Alphabetical listings are provided for both products and active ingredients. Products can also be searched by the subcategories of: men, women, seniors, kids/teens. Search results return product, ingredient, and manufacturer information. Subcategories for active ingredients include: vitamins, minerals, herbs/plants, amino acids, and enzymes. Ingredient search results return descriptions, listings of related names and products, as well as reference links to other NLM databases, such as PubMed and MedlinePlus. Through these links users obtain more detailed explanations as to how the ingredients are used, as well as to related adverse effects. Direct links to the National Institute of Health provide additional health information, fact sheets, research findings and information regarding on-going clinical studies.

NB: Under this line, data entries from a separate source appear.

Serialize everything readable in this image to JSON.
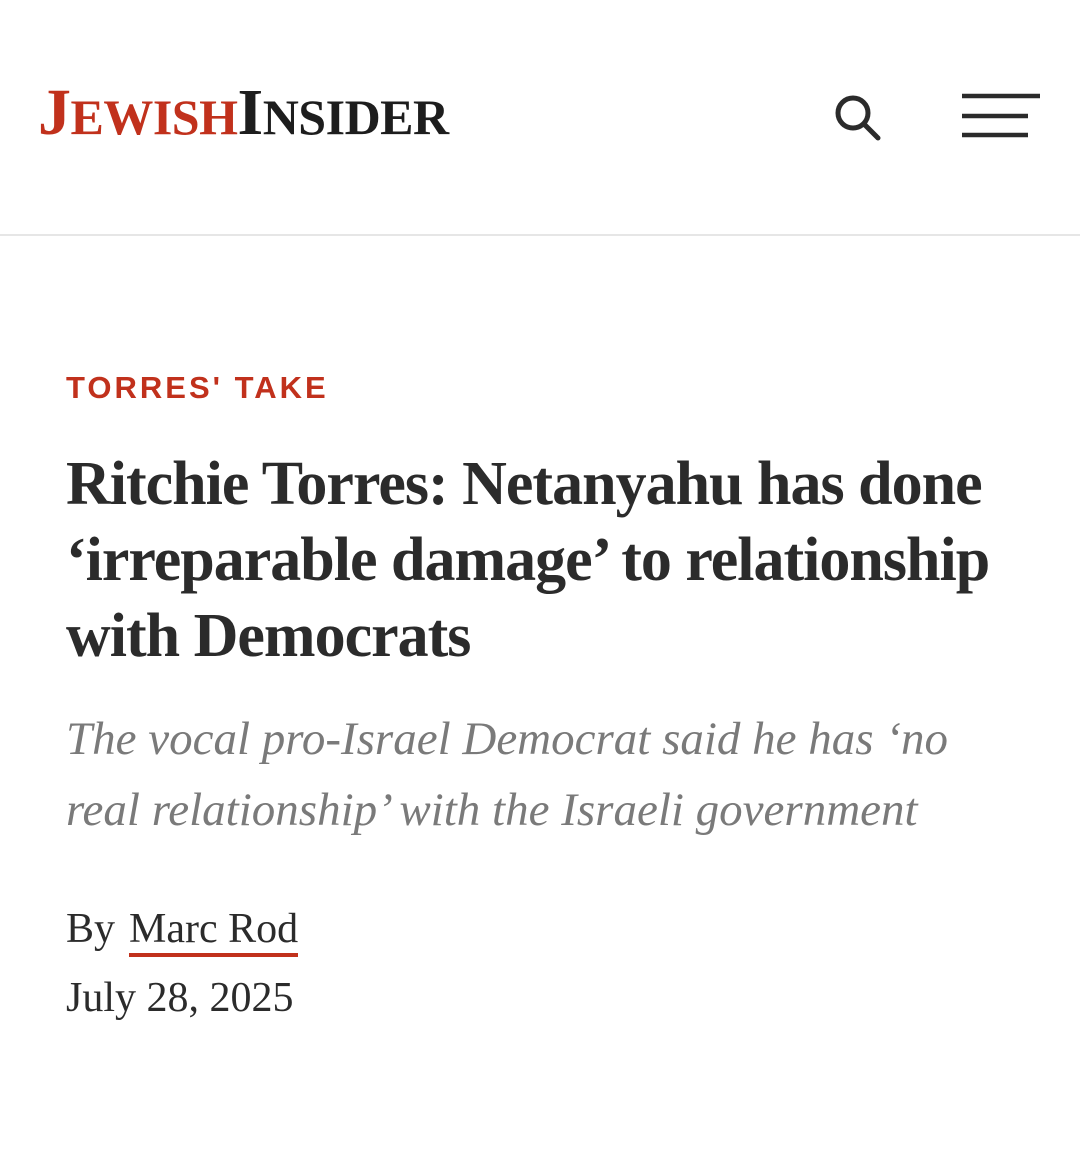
{
  "header": {
    "logo_first_initial": "J",
    "logo_first_rest": "EWISH",
    "logo_second_initial": "I",
    "logo_second_rest": "NSIDER",
    "search_icon": "search-icon",
    "menu_icon": "hamburger-menu-icon"
  },
  "article": {
    "kicker": "TORRES' TAKE",
    "headline": "Ritchie Torres: Netanyahu has done ‘irreparable damage’ to relationship with Democrats",
    "dek": "The vocal pro-Israel Democrat said he has ‘no real relationship’ with the Israeli government",
    "byline_prefix": "By",
    "author": "Marc Rod",
    "date": "July 28, 2025"
  },
  "colors": {
    "brand_red": "#c1311c",
    "text_dark": "#2b2b2b",
    "dek_gray": "#7a7a7a",
    "divider": "#e6e6e6"
  }
}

It should be noted that inclusion of a product within this database does not imply recommendation or endorsement by the NLM. In addition, products are not tested and information is not verified for accuracy. As formulations change regularly, and lags in updates may occur, users should corroborate the details on the site against product labels or verify additional questions directly with the manufacturer. To facilitate this process, the site provides an alphabetical listing of contact information for all manufacturers. A glossary and links to related resources are provided as well.
<submitted by Karin Saric>